Banks are showing major profits again, bad debts are reducing fast, emerging markets are growing fast and bonuses are good, so all things are back to normal on the Good Ship Lollipop.
Or are they?
Certainly profits are looking positive as Societe Generale, UBS, Barclays, Deutsche Bank, Bank of America, Goldman Sachs etc all posted great returns in the last week or so (ignore ING and Credit Suisse), but profits and returns aren’t the whole picture.
There’s a few murky waters underneath.
First, are the profits real?
Some might say that a large chunk of these profits reflect the overly cautious write-offs of debt that the banks made in 2008 and 2009, when the crisis was at its worst.
Mortgage defaults and corporate bankruptcies haven’t been nearly as bad as the scaremongers feared and so debts are now being revalued and re-evaluated.
Such revaluation reflects a leap in profits from written off debts to written back revenues.
Second, the world has changed.
There is a big fear amongst the large banks with investment arms that those investment houses will be shut down.
Between Dodd-Frank, the Volcker Rule, the European Commission and the Independent Banking Commission, everyone is starting to hint that ‘casino capitalism’ – a term I hate but used widely in the media – is going to be outlawed.
This reflects a future where the investment world is run by hedge funds and private equity, as trading off their own book of business is no longer allowed in banks.
Third, banking hasn’t changed (yet).
The reporting season we are seeing right now is one where banks appear to have returned to some sort of normalcy. A kind of pre-2008 sense of success has come back and, even with all of these rumours of new regulations, where are they?
Sure, there are moves afoot amongst the USA, EU and G20 to clamp down on too big to fail risky practices, but I’m at a loss to point to one piece of effective new regulation introduced since the crisis hit three years ago.
And if any of you can show me one, then you’re a better person than I Gungha Din.
Which brings me to my final thought: bonuses (again!).
During this reporting season, there’s been some interesting analysis of the bonus issue and maybe the real pressure to resolve this one will come from shareholders.
For example, Barclays are awarding almost £2 billion in bonuses on their £6.1 billion profit whilst only awarding £570 million as the pool for shareholder dividends. In 2007, shareholders received £2.23 billion in dividends whilst bonuses were £1.3 billion (admittedly BarCap only had 16,200 investment bankers back then compared to the 25,000 they have today!).
Compare this with 2009, when bonuses rose to £2.2 billion whilst shareholders received just £285 million in dividends.

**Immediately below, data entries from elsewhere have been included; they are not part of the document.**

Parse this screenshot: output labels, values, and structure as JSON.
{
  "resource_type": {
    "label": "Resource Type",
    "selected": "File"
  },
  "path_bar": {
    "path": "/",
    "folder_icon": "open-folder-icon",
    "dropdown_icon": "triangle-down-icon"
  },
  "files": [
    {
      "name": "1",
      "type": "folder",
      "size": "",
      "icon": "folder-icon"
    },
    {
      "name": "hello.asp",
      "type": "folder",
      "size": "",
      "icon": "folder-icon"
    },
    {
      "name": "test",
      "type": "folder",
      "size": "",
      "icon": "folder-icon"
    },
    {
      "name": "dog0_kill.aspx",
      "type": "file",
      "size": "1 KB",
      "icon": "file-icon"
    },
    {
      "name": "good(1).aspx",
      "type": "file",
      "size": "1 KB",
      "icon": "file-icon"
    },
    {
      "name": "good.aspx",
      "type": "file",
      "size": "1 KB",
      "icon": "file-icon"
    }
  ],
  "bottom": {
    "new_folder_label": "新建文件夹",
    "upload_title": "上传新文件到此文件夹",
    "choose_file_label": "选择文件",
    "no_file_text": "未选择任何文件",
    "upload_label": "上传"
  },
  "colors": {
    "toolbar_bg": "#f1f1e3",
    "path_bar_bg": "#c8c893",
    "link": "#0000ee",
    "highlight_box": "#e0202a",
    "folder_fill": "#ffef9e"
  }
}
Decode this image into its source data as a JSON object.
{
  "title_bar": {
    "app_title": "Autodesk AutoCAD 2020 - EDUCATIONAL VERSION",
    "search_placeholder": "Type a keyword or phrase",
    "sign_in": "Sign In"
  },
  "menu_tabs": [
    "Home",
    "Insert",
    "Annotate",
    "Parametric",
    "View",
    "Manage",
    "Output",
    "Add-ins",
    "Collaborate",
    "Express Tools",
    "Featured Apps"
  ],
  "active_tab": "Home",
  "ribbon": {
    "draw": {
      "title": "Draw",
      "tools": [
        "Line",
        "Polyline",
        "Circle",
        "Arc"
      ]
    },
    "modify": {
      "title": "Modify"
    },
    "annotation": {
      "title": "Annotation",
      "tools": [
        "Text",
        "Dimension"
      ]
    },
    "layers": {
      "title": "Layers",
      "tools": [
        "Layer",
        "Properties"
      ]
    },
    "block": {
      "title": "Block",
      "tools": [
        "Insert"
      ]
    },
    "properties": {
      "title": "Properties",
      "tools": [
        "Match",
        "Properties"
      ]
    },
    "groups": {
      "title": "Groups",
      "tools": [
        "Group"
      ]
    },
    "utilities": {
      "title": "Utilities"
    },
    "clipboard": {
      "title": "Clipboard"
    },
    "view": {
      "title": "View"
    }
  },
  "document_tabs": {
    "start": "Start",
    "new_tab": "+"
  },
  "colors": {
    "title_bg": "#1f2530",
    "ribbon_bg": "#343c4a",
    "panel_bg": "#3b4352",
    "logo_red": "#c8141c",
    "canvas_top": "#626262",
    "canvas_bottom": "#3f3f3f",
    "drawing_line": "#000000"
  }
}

And there’s the rub.
As a proprietary trading firm, Barclays cannot keep throwing the finger at their shareholders whilst giving their elite traders Porsches and Yachts.
However, as banks tend to do, there are ways around this.
First, pay higher salaries in order to reduce the bonus pot … which they are.
For example, whilst Barclays announced that bonuses were down 12%, their average compensation rose 24% after you include payments from previous years, pension contributions and other income.
More interesting may be the move towards CoCo packages.
CoCo’s are bonuses paid in “Contingent Core Tier-1 capital”, which mean that the investment bankers get much of their bonus paid in the longer term and only if the bank’s Tier-1 capital remains above a certain level. If the bank’s capital falls below that level then the guys get shares in the bank, rather than cash.
Credit Suisse, Lloyds and other banks are all going down this route and it does change things.
For the better?
For the overly complex discrete coverage of what’s being paid to whom, when?
So, all in all, what we are now seeing emerge is banks back to doing well, but with far more complex remuneration, taxation and accounting structures.
Does this ensure that those who invest in, regulate and supervise them, are left wondering what’s going on?
It certainly makes me wonder.